## WORK INSTRUCTIONS
When you reproduce the listing, keep every word as it is and drop the pictures.

*** SUPPLIED RECORDS Section Begins ***

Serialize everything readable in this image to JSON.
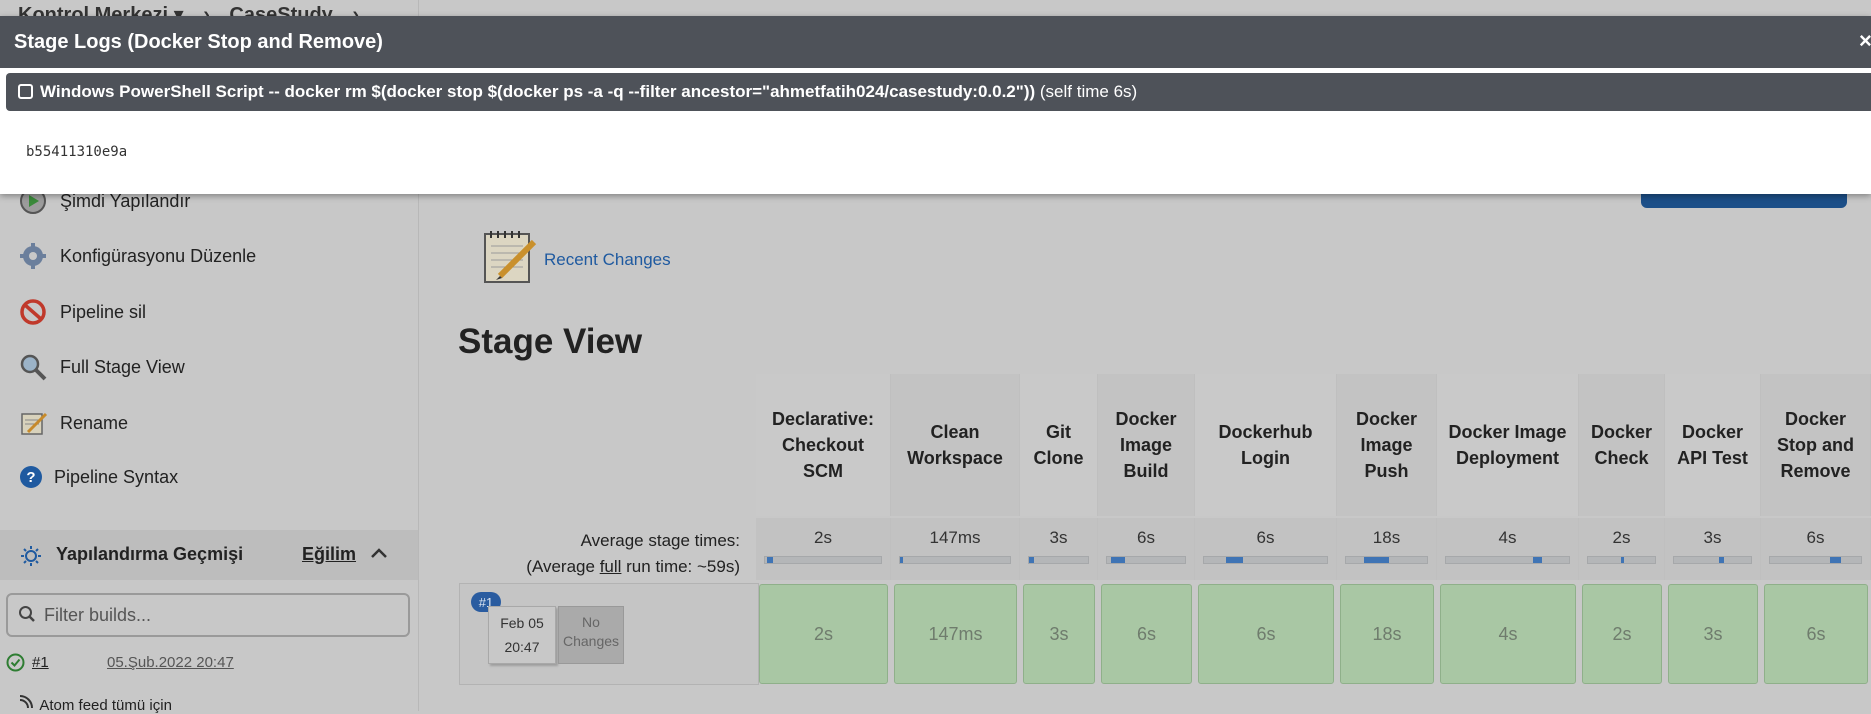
{
  "breadcrumb": {
    "items": [
      "Kontrol Merkezi ▾",
      "›",
      "CaseStudy",
      "›"
    ]
  },
  "sidebar": {
    "items": [
      {
        "label": "Şimdi Yapılandır",
        "icon": "play-clock-icon"
      },
      {
        "label": "Konfigürasyonu Düzenle",
        "icon": "gear-icon"
      },
      {
        "label": "Pipeline sil",
        "icon": "no-entry-icon"
      },
      {
        "label": "Full Stage View",
        "icon": "magnifier-icon"
      },
      {
        "label": "Rename",
        "icon": "notepad-icon"
      },
      {
        "label": "Pipeline Syntax",
        "icon": "help-icon"
      }
    ],
    "history": {
      "title": "Yapılandırma Geçmişi",
      "trend": "Eğilim",
      "filter_placeholder": "Filter builds..."
    },
    "builds": [
      {
        "number": "#1",
        "date": "05.Şub.2022 20:47"
      }
    ],
    "atom": "Atom feed tümü için"
  },
  "main": {
    "recent_changes": "Recent Changes",
    "stage_view_title": "Stage View",
    "avg_stage_label": "Average stage times:",
    "avg_run_prefix": "(Average ",
    "avg_run_full": "full",
    "avg_run_suffix": " run time: ~59s)",
    "stages": [
      {
        "name": "Declarative: Checkout SCM",
        "avg": "2s",
        "run": "2s",
        "fill": 0.05
      },
      {
        "name": "Clean Workspace",
        "avg": "147ms",
        "run": "147ms",
        "fill": 0.01
      },
      {
        "name": "Git Clone",
        "avg": "3s",
        "run": "3s",
        "fill": 0.08
      },
      {
        "name": "Docker Image Build",
        "avg": "6s",
        "run": "6s",
        "fill": 0.18
      },
      {
        "name": "Dockerhub Login",
        "avg": "6s",
        "run": "6s",
        "fill": 0.14
      },
      {
        "name": "Docker Image Push",
        "avg": "18s",
        "run": "18s",
        "fill": 0.3
      },
      {
        "name": "Docker Image Deployment",
        "avg": "4s",
        "run": "4s",
        "fill": 0.07
      },
      {
        "name": "Docker Check",
        "avg": "2s",
        "run": "2s",
        "fill": 0.05
      },
      {
        "name": "Docker API Test",
        "avg": "3s",
        "run": "3s",
        "fill": 0.06
      },
      {
        "name": "Docker Stop and Remove",
        "avg": "6s",
        "run": "6s",
        "fill": 0.12
      }
    ],
    "run": {
      "badge": "#1",
      "date": "Feb 05",
      "time": "20:47",
      "changes": "No Changes"
    }
  },
  "modal": {
    "title": "Stage Logs (Docker Stop and Remove)",
    "close": "×",
    "step_label": "Windows PowerShell Script -- docker rm $(docker stop $(docker ps -a -q --filter ancestor=\"ahmetfatih024/casestudy:0.0.2\"))",
    "step_time": "(self time 6s)",
    "output": "b55411310e9a"
  },
  "colors": {
    "accent": "#1f5aa0",
    "success_cell": "#a9c7a4",
    "modal_header": "#4e5259",
    "bar_fill": "#3f74b5"
  }
}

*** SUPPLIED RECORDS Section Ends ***

## WRITTEN SOLUTION
Serialize everything readable in this image to JSON.
{
  "breadcrumb": {
    "items": [
      "Kontrol Merkezi ▾",
      "›",
      "CaseStudy",
      "›"
    ]
  },
  "sidebar": {
    "items": [
      {
        "label": "Şimdi Yapılandır",
        "icon": "play-clock-icon"
      },
      {
        "label": "Konfigürasyonu Düzenle",
        "icon": "gear-icon"
      },
      {
        "label": "Pipeline sil",
        "icon": "no-entry-icon"
      },
      {
        "label": "Full Stage View",
        "icon": "magnifier-icon"
      },
      {
        "label": "Rename",
        "icon": "notepad-icon"
      },
      {
        "label": "Pipeline Syntax",
        "icon": "help-icon"
      }
    ],
    "history": {
      "title": "Yapılandırma Geçmişi",
      "trend": "Eğilim",
      "filter_placeholder": "Filter builds..."
    },
    "builds": [
      {
        "number": "#1",
        "date": "05.Şub.2022 20:47"
      }
    ],
    "atom": "Atom feed tümü için"
  },
  "main": {
    "recent_changes": "Recent Changes",
    "stage_view_title": "Stage View",
    "avg_stage_label": "Average stage times:",
    "avg_run_prefix": "(Average ",
    "avg_run_full": "full",
    "avg_run_suffix": " run time: ~59s)",
    "stages": [
      {
        "name": "Declarative: Checkout SCM",
        "avg": "2s",
        "run": "2s",
        "fill": 0.05
      },
      {
        "name": "Clean Workspace",
        "avg": "147ms",
        "run": "147ms",
        "fill": 0.01
      },
      {
        "name": "Git Clone",
        "avg": "3s",
        "run": "3s",
        "fill": 0.08
      },
      {
        "name": "Docker Image Build",
        "avg": "6s",
        "run": "6s",
        "fill": 0.18
      },
      {
        "name": "Dockerhub Login",
        "avg": "6s",
        "run": "6s",
        "fill": 0.14
      },
      {
        "name": "Docker Image Push",
        "avg": "18s",
        "run": "18s",
        "fill": 0.3
      },
      {
        "name": "Docker Image Deployment",
        "avg": "4s",
        "run": "4s",
        "fill": 0.07
      },
      {
        "name": "Docker Check",
        "avg": "2s",
        "run": "2s",
        "fill": 0.05
      },
      {
        "name": "Docker API Test",
        "avg": "3s",
        "run": "3s",
        "fill": 0.06
      },
      {
        "name": "Docker Stop and Remove",
        "avg": "6s",
        "run": "6s",
        "fill": 0.12
      }
    ],
    "run": {
      "badge": "#1",
      "date": "Feb 05",
      "time": "20:47",
      "changes": "No Changes"
    }
  },
  "modal": {
    "title": "Stage Logs (Docker Stop and Remove)",
    "close": "×",
    "step_label": "Windows PowerShell Script -- docker rm $(docker stop $(docker ps -a -q --filter ancestor=\"ahmetfatih024/casestudy:0.0.2\"))",
    "step_time": "(self time 6s)",
    "output": "b55411310e9a"
  },
  "colors": {
    "accent": "#1f5aa0",
    "success_cell": "#a9c7a4",
    "modal_header": "#4e5259",
    "bar_fill": "#3f74b5"
  }
}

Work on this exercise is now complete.